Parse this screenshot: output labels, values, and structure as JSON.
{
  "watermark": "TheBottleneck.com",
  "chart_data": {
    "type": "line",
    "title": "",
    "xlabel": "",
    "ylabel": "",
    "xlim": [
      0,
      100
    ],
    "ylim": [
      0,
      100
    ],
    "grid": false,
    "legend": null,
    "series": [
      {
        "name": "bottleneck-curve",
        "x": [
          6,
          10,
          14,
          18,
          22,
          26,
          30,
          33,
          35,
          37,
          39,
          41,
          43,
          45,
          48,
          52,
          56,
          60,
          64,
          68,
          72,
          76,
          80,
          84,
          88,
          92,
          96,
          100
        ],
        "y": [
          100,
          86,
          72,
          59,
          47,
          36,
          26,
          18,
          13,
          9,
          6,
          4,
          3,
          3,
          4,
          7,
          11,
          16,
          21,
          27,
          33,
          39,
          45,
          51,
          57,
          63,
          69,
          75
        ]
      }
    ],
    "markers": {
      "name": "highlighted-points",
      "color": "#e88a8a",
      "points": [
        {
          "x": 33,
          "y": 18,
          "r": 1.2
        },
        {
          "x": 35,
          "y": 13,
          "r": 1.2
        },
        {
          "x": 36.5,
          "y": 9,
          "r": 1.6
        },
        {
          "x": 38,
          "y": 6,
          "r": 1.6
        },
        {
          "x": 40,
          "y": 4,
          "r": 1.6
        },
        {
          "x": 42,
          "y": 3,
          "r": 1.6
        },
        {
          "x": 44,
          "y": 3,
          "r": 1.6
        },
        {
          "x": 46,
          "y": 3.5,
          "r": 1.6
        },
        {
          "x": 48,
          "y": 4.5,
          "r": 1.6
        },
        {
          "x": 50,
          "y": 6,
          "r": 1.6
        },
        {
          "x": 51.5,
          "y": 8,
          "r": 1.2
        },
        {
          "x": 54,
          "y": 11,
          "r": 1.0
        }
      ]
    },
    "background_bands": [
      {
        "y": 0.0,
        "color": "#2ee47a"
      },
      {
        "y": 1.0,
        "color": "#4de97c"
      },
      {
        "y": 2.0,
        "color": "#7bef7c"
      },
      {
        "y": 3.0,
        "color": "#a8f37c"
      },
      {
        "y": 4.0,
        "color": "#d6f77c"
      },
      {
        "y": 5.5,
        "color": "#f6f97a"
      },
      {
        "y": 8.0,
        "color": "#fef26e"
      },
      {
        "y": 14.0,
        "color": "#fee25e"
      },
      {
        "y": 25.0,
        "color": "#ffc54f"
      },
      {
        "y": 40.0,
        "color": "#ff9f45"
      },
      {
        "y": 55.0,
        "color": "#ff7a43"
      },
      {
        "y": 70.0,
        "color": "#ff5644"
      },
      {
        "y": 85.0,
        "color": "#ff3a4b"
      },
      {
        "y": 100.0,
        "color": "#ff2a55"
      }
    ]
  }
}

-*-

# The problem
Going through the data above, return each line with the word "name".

# Solution to the problem
        "name": "bottleneck-curve",
      "name": "highlighted-points",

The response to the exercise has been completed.